Development and Validation of a Mean Value Engine Model for Integrated Engine and Control System Simulation 2007-01-1304
This paper describes the development of a mean value model for a turbocharged diesel engine. The objective is to develop a fast-running engine model with sufficient accuracy over a wide range of operating conditions for efficient evaluation of control algorithms and control strategies.
The mean value engine model was derived from a detailed 1D engine model, using the Design of Experiments (DOE) and hybrid Radial Basis Functions (RBF) to approximate the simulation results of the detailed model for cylinder quantities (e.g., the engine volumetric efficiency, the indicated efficiency, and the energy fraction of the exhaust gas). Furthermore, the intake and exhaust systems (especially intake and exhaust manifolds) were completely simplified by lumping flow components together. In addition, to compare with hybrid RBF, neural networks were also used to approximate the simulation results of the detailed engine model.

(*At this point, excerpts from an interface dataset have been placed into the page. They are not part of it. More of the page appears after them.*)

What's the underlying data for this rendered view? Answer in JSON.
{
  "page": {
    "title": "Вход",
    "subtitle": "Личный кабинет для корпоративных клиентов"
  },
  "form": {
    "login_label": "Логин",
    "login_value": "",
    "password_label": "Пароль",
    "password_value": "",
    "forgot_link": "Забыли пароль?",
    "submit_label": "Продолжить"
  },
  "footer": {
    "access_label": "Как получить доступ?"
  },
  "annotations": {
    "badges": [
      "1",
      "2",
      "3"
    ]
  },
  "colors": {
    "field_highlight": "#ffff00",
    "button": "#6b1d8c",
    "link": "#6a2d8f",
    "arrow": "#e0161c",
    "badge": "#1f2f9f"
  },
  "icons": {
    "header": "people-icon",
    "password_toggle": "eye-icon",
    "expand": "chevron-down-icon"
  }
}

The developed mean value engine model with hybrid RBF was then integrated with a comprehensive controller model for non-real time simulation and analysis of the engine and control system. The mean value model was extensively validated against the detailed model over a step-change test condition, three step transient conditions, and a full FTP driving cycle. It is demonstrated that the dynamic responses of the engine and control system during all transient conditions have been captured reasonably well by the mean value model.
The trade-off of model accuracy and run speed was explored and evaluated for the developed mean value model, compared with the detailed model. It is shown that the developed mean value model achieved a good trade-off of model accuracy and run speed.